It's EASTER, FOR CRYING OUT LOUD. The season of the Lord's resurrection. Shouldn't we still be filling our churches on the weekdays, coming to receive the Eucharist, seeking that sacramental food that strengthens and sustains us? The Eucharist - truly the Body and Blood of Jesus Christ - is transformative. 

Do we really understand what we were doing during Lent? Why do we work to be close to the Lord for 40-ish days, and then drop the routine and go back to business as usual? 

(Note: yes, of course, I realize not EVERYONE does this... but I also realize that there are plenty of us - myself included - who have done it before!)

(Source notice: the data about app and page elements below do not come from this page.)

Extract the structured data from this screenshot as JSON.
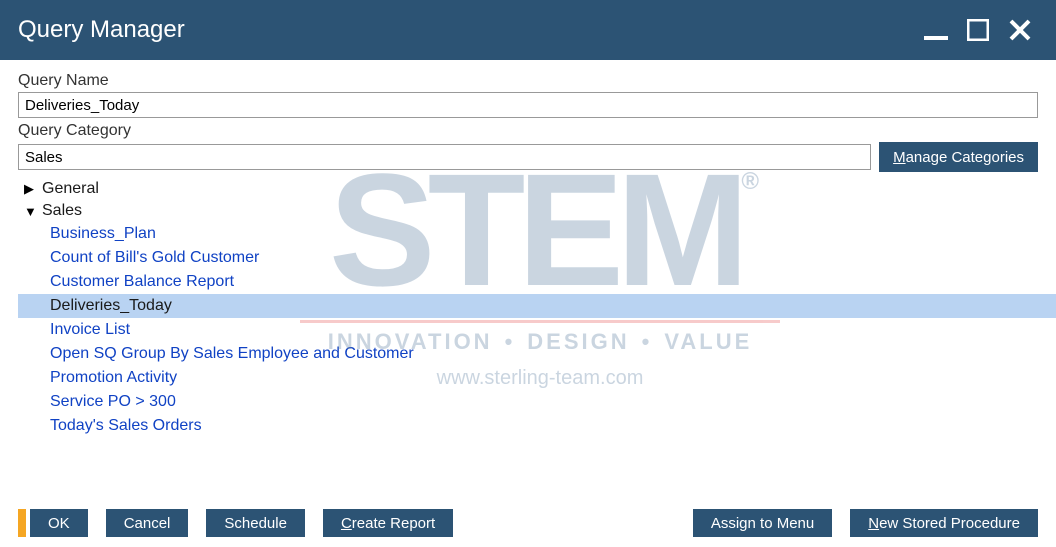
{
  "window": {
    "title": "Query Manager"
  },
  "fields": {
    "queryName_label": "Query Name",
    "queryName_value": "Deliveries_Today",
    "queryCategory_label": "Query Category",
    "queryCategory_value": "Sales"
  },
  "buttons": {
    "manageCategories_pre": "M",
    "manageCategories_rest": "anage Categories",
    "ok": "OK",
    "cancel": "Cancel",
    "schedule": "Schedule",
    "createReport_pre": "C",
    "createReport_rest": "reate Report",
    "assign_pre": "Assi",
    "assign_mn": "g",
    "assign_rest": "n to Menu",
    "newSP_pre": "N",
    "newSP_rest": "ew Stored Procedure"
  },
  "tree": {
    "nodes": [
      {
        "label": "General",
        "expanded": false
      },
      {
        "label": "Sales",
        "expanded": true,
        "children": [
          "Business_Plan",
          "Count of Bill's Gold Customer",
          "Customer Balance Report",
          "Deliveries_Today",
          "Invoice List",
          "Open SQ Group By Sales Employee and Customer",
          "Promotion Activity",
          "Service PO > 300",
          "Today's Sales Orders"
        ],
        "selected": "Deliveries_Today"
      }
    ]
  },
  "watermark": {
    "brand": "STEM",
    "tagline1": "INNOVATION",
    "tagline2": "DESIGN",
    "tagline3": "VALUE",
    "url": "www.sterling-team.com"
  }
}
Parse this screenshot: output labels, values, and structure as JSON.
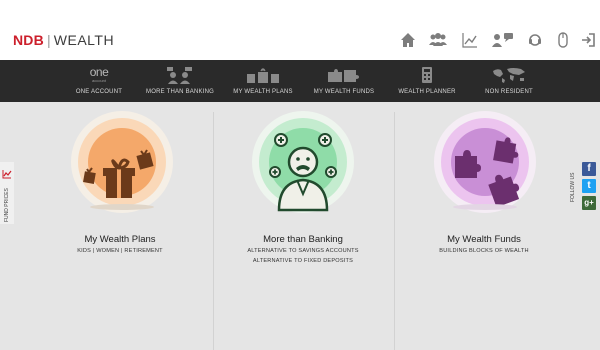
{
  "brand": {
    "name_primary": "NDB",
    "name_secondary": "WEALTH",
    "primary_color": "#cc1f2b"
  },
  "header_icons": [
    "home-icon",
    "group-icon",
    "chart-icon",
    "contact-chat-icon",
    "support-icon",
    "mouse-icon",
    "login-icon"
  ],
  "nav": {
    "items": [
      {
        "label": "ONE ACCOUNT",
        "icon": "one-account-icon",
        "icon_text": "one",
        "icon_subtext": "account"
      },
      {
        "label": "MORE THAN BANKING",
        "icon": "people-chat-icon"
      },
      {
        "label": "MY WEALTH PLANS",
        "icon": "gifts-icon"
      },
      {
        "label": "MY WEALTH FUNDS",
        "icon": "puzzle-icon"
      },
      {
        "label": "WEALTH PLANNER",
        "icon": "calculator-icon"
      },
      {
        "label": "NON RESIDENT",
        "icon": "world-map-icon"
      }
    ]
  },
  "panels": [
    {
      "title": "My Wealth Plans",
      "lines": [
        "KIDS | WOMEN | RETIREMENT"
      ],
      "icon": "gifts-icon",
      "accent": "#f4a86a"
    },
    {
      "title": "More than Banking",
      "lines": [
        "ALTERNATIVE TO SAVINGS ACCOUNTS",
        "ALTERNATIVE TO FIXED DEPOSITS"
      ],
      "icon": "banker-icon",
      "accent": "#8fdca8"
    },
    {
      "title": "My Wealth Funds",
      "lines": [
        "BUILDING BLOCKS OF WEALTH"
      ],
      "icon": "puzzle-icon",
      "accent": "#c98fd6"
    }
  ],
  "side_tab": {
    "label": "FUND PRICES",
    "icon": "chart-icon"
  },
  "follow": {
    "label": "FOLLOW US",
    "networks": [
      "f",
      "t",
      "g+"
    ]
  }
}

Lent should change our lives, should alter our way of life. I'm not saying you should give up caffeine or chocolate permanently. What I am saying is, we shouldn't only pursue self-mastery and a deeper relationship with the Lord during Lent. I think we all need a sense of Lent in our lives, all year long - because until we pass from this life to the next, we haven't run the race, we are still competing. Ven. Archbishop Fulton Sheen said it well:

"If a man is ever to enjoy communion with Christ, so as to have the blood of God running in his veins and the spirit of God throbbing in his soul, he must die to the lower life of the flesh. He must be born again. And hence the law of Calvary is the law of every Christian: unless there is a Cross there never be the resurrection, unless there is the defeat of Calvary there will never be the victory of Easter, unless there are the nails there will never be the glorious wounds, unless there is the garment of scorn there, will never be the robes blazing like the sun, unless there is the crown of thorns there will never be the halo of light, for the law laid down at the beginning of time which shall be effective until time shall be no more, is that no one shall be crowned unless he has struggled and overcome."

Alleluia! Praised be Jesus Christ, now and forever!